In Arizona, the probation departments issue a Request for Proposal (RFP) to provide treatment for sex offenders. Within that RFP, which actually becomes the contract when awarded, is the requirement of such things as non-confidentiality. In addition they require that a specific program be followed. Those requirements include such things as the penile plethysmograph, the Abel screen, and other testing evaluation devices. If your state does not have a contractual arrangement as to methodology or type of therapy used by therapists, then much of the battle will not need to be fought. We here have the battle.

There are about three basic steps that need to be taken here. First, there must be a separation of the interlocking relationship between the probation departments and the mental health industry. The challenge is first to destroy this interlocking relationship whereby the therapists have become surrogate probation officers. The key to this is filing an injunction utilizing  Antelope and Jaffee as the basis of the decision. There are also many other decisions that do support the concept of confidentiality.

The second issue is one of significance to individuals nationwide. That is the installation of the registration and notification systems. As most states have three levels in the notification levels, there is the question of whether or not these are correct.  Based on the use of the instrument in Arizona, I calculated that each and every level may be incorrect. The way this is done is to go back to the instrument that is used for the evaluation. Since the Monohan Study some years ago where they found that clinical evaluations were wrong 2 out of 3 times, therapists, in my opinion, endeavored to save face by developing a substitute. In so doing, they said they needed an objective device and therefore started tinkering with  actuarial devices. More and more they went into these areas and "developed" instrument after instrument. There are serious flaws from the get go. That is because these individuals were using these things as projecting instruments. They did not ask the one question: Are these instruments capable of doing what they are said to do? The answer is NO! In this lies the key. In most states, which use the Daubert standard, these cannot be used in court or should not be.

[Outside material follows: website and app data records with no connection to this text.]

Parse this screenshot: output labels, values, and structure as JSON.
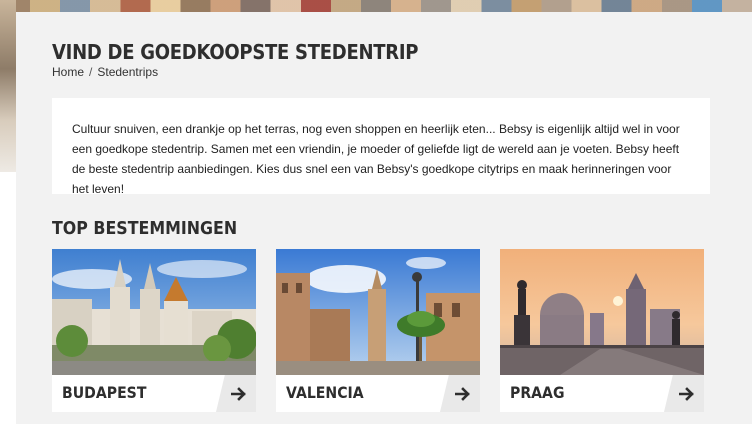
{
  "page": {
    "title": "VIND DE GOEDKOOPSTE STEDENTRIP",
    "breadcrumb": {
      "home": "Home",
      "separator": "/",
      "current": "Stedentrips"
    },
    "intro": "Cultuur snuiven, een drankje op het terras, nog even shoppen en heerlijk eten... Bebsy is eigenlijk altijd wel in voor een goedkope stedentrip. Samen met een vriendin, je moeder of geliefde ligt de wereld aan je voeten. Bebsy heeft de beste stedentrip aanbiedingen. Kies dus snel een van Bebsy's goedkope citytrips en maak herinneringen voor het leven!"
  },
  "destinations": {
    "title": "TOP BESTEMMINGEN",
    "cards": [
      {
        "city": "BUDAPEST",
        "arrow_icon": "arrow-right-icon"
      },
      {
        "city": "VALENCIA",
        "arrow_icon": "arrow-right-icon"
      },
      {
        "city": "PRAAG",
        "arrow_icon": "arrow-right-icon"
      }
    ]
  },
  "colors": {
    "panel_bg": "#f2f2f2",
    "heading_text": "#2e2e2e",
    "card_arrow_bg": "#e9e9e9"
  }
}
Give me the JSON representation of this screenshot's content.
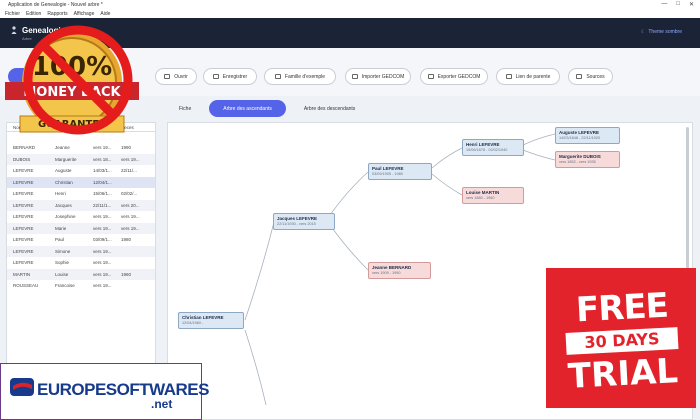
{
  "window": {
    "title": "Application de Genealogie - Nouvel arbre *",
    "controls": [
      "—",
      "□",
      "✕"
    ]
  },
  "menu": [
    "Fichier",
    "Edition",
    "Rapports",
    "Affichage",
    "Aide"
  ],
  "header": {
    "app_name": "Genealogie",
    "subtitle": "Arbre",
    "theme_label": "Theme sombre"
  },
  "toolbar": {
    "buttons": [
      "Ouvrir",
      "Enregistrer",
      "Famille d'exemple",
      "Importer GEDCOM",
      "Exporter GEDCOM",
      "Lien de parente",
      "Sources"
    ]
  },
  "tabs": {
    "items": [
      "Fiche",
      "Arbre des ascendants",
      "Arbre des descendants"
    ],
    "active_index": 1
  },
  "people_table": {
    "headers": [
      "Nom",
      "Prenom",
      "Naissance",
      "Deces"
    ],
    "rows": [
      [
        "BERNARD",
        "Jeanne",
        "vers 19...",
        "1990"
      ],
      [
        "DUBOIS",
        "Marguerite",
        "vers 18...",
        "vers 19..."
      ],
      [
        "LEFEVRE",
        "Auguste",
        "14/03/1...",
        "22/11/..."
      ],
      [
        "LEFEVRE",
        "Christian",
        "12/04/1...",
        ""
      ],
      [
        "LEFEVRE",
        "Henri",
        "15/06/1...",
        "02/02/..."
      ],
      [
        "LEFEVRE",
        "Jacques",
        "22/11/1...",
        "vers 20..."
      ],
      [
        "LEFEVRE",
        "Josephine",
        "vers 19...",
        "vers 19..."
      ],
      [
        "LEFEVRE",
        "Marie",
        "vers 19...",
        "vers 19..."
      ],
      [
        "LEFEVRE",
        "Paul",
        "03/09/1...",
        "1980"
      ],
      [
        "LEFEVRE",
        "Simone",
        "vers 19...",
        ""
      ],
      [
        "LEFEVRE",
        "Sophie",
        "vers 19...",
        ""
      ],
      [
        "MARTIN",
        "Louise",
        "vers 19...",
        "1960"
      ],
      [
        "ROUSSEAU",
        "Francoise",
        "vers 19...",
        ""
      ]
    ],
    "selected_index": 3
  },
  "tree_nodes": {
    "christian": {
      "name": "Christian LEFEVRE",
      "dates": "12/04/1960 -"
    },
    "jacques": {
      "name": "Jacques LEFEVRE",
      "dates": "22/11/1930 - vers 2015"
    },
    "paul": {
      "name": "Paul LEFEVRE",
      "dates": "03/09/1905 - 1980"
    },
    "jeanne": {
      "name": "Jeanne BERNARD",
      "dates": "vers 1909 - 1990"
    },
    "henri": {
      "name": "Henri LEFEVRE",
      "dates": "15/06/1878 - 02/02/1940"
    },
    "louise": {
      "name": "Louise MARTIN",
      "dates": "vers 1880 - 1960"
    },
    "auguste": {
      "name": "Auguste LEFEVRE",
      "dates": "14/03/1848 - 22/11/1920"
    },
    "marguerite": {
      "name": "Marguerite DUBOIS",
      "dates": "vers 1852 - vers 1935"
    }
  },
  "overlays": {
    "badge_top": "100%",
    "badge_mid": "MONEY BACK",
    "badge_bottom": "GUARANTEE",
    "trial_free": "FREE",
    "trial_days": "30 DAYS",
    "trial_trial": "TRIAL",
    "logo_name": "EUROPESOFTWARES",
    "logo_net": ".net"
  },
  "colors": {
    "accent": "#5563e8",
    "header_bg": "#1b2436",
    "male_node": "#dce9f5",
    "female_node": "#f7dada",
    "badge_red": "#e2232b"
  }
}
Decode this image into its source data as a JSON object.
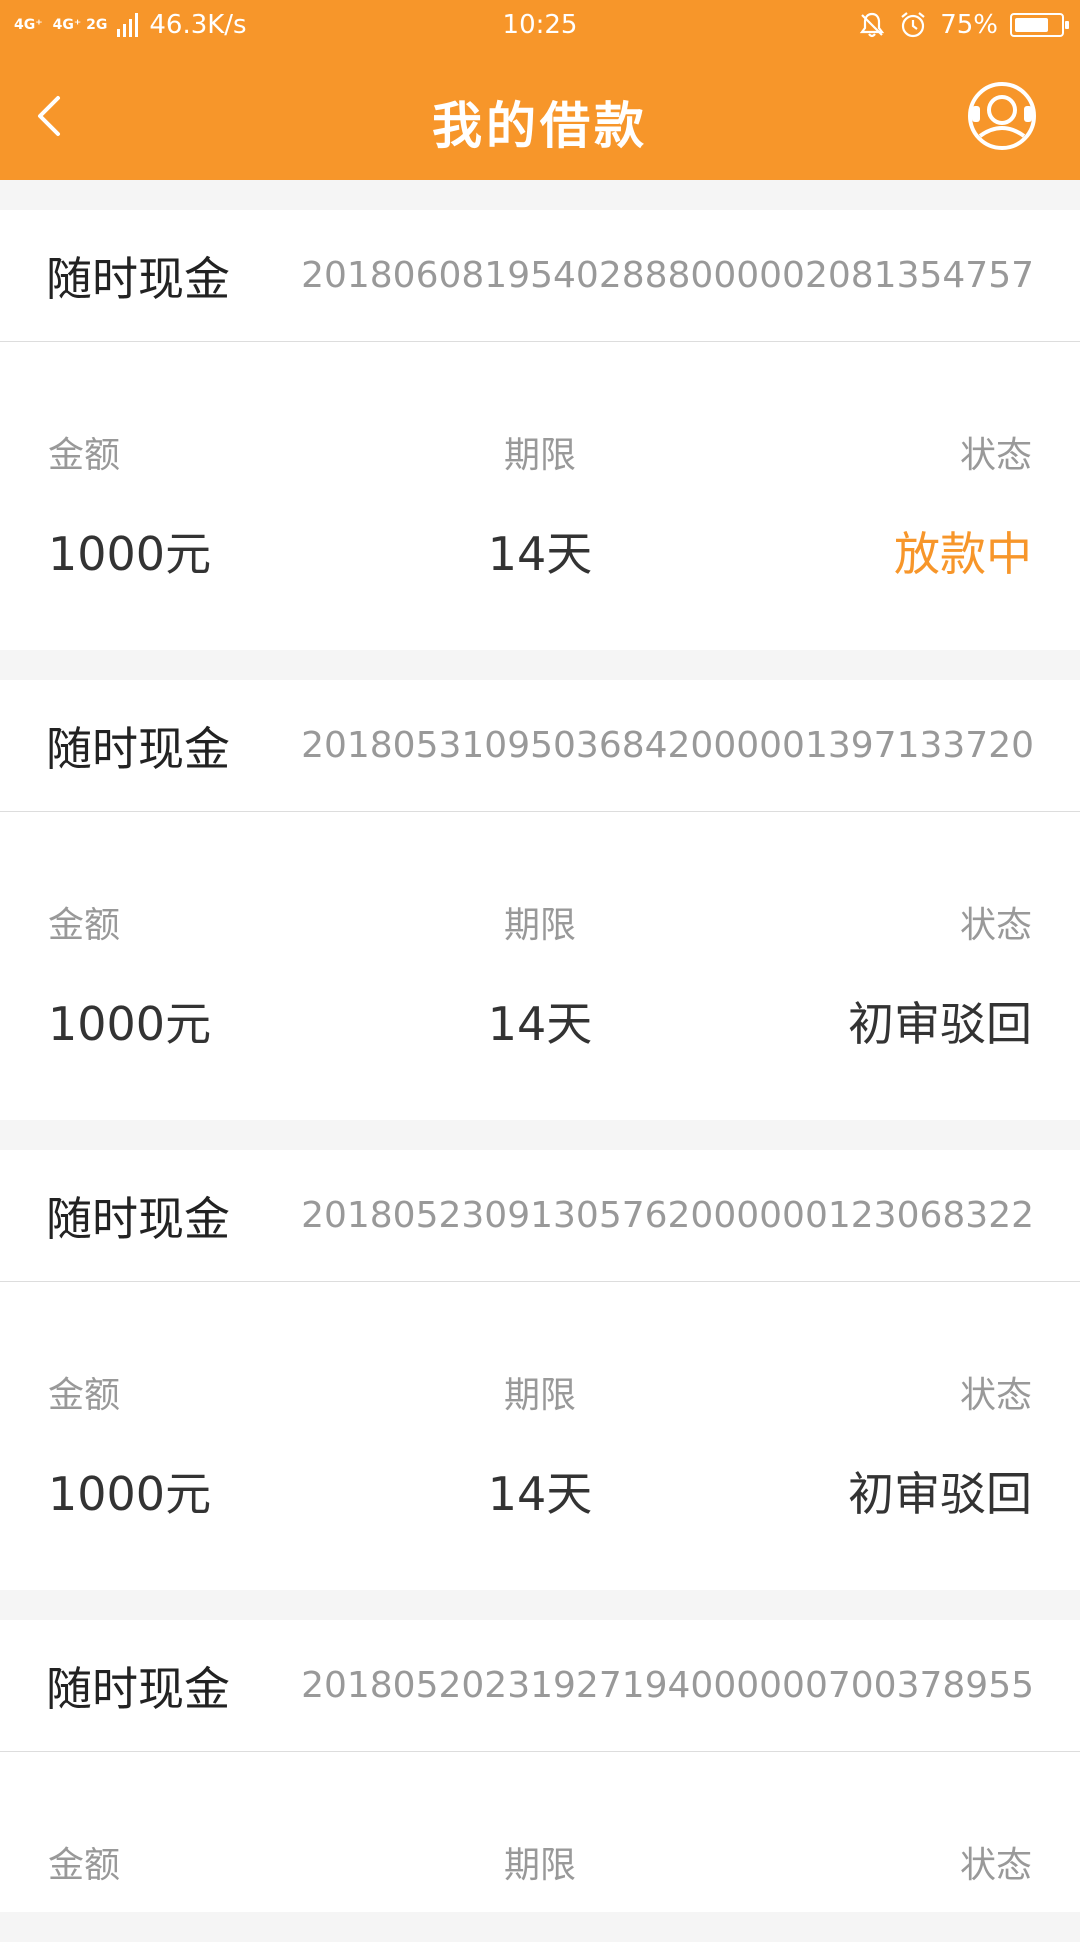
{
  "status_bar": {
    "network_1": "4G⁺",
    "network_2": "4G⁺ 2G",
    "speed": "46.3K/s",
    "time": "10:25",
    "battery": "75%",
    "battery_level": 0.75
  },
  "header": {
    "title": "我的借款"
  },
  "labels": {
    "amount": "金额",
    "term": "期限",
    "status": "状态"
  },
  "colors": {
    "brand": "#f7962a",
    "accent_status": "#f7962a"
  },
  "loans": [
    {
      "product": "随时现金",
      "order_no": "20180608195402888000002081354757",
      "amount": "1000元",
      "term": "14天",
      "status": "放款中",
      "status_accent": true
    },
    {
      "product": "随时现金",
      "order_no": "20180531095036842000001397133720",
      "amount": "1000元",
      "term": "14天",
      "status": "初审驳回",
      "status_accent": false
    },
    {
      "product": "随时现金",
      "order_no": "20180523091305762000000123068322",
      "amount": "1000元",
      "term": "14天",
      "status": "初审驳回",
      "status_accent": false
    },
    {
      "product": "随时现金",
      "order_no": "20180520231927194000000700378955",
      "amount": "",
      "term": "",
      "status": ""
    }
  ]
}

According to Arizona statutes, the risk level must be assigned to the individual. That brings a problem. First it is a problem of due process. If an individual is assigned a level and they contest it, that should take it to court. With proper petitioning, an injunction could be issued that stops all evaluations until the evaluation can be applied to the individual and not to a group. There is also, sadly, no opportunity to contest the level except, I believe, in Vermont, which is a violation of the Due Process clause of the various amendments of the Constitution. Professors of mathematics, statistics, and actuarial science will laugh them out of court when they are called upon to show the actuarial devices' ability to do what they say.

Now here then is the situation that has been created. First, if the state has a requirement  to waive confidentiality, an injunction will stop that and the mandated therapy program will be brought to a screeching halt. The second is applicable to all states I believe, except for Connecticut. If the proper injunction is sought and obtained, the entire system of assignment of notification levels and notification itself can be brought to a halt until they arrive at a system that predicts the level of a specific individual. That is impossible. Therefore, if the law requires the level to be applied to the individual (
as it does in Arizona), since it can't be done, effectively that will bring the notification to a halt.


The national organization Human Rights Watch is collecting stories of the consequences of overly broad definitions of sex offenders. For more information, click here.

The central Florida chapter of the ACLU plans to go national with stories of hardships caused by sex offender registries. Regardless of which state you live in, submit your story to  president George Crossley.

Jonathan Green, reporter for the New York Times, Esquire, and other publications, wants to interview children who have been wrongly accused or convicted for minor violations of sex laws.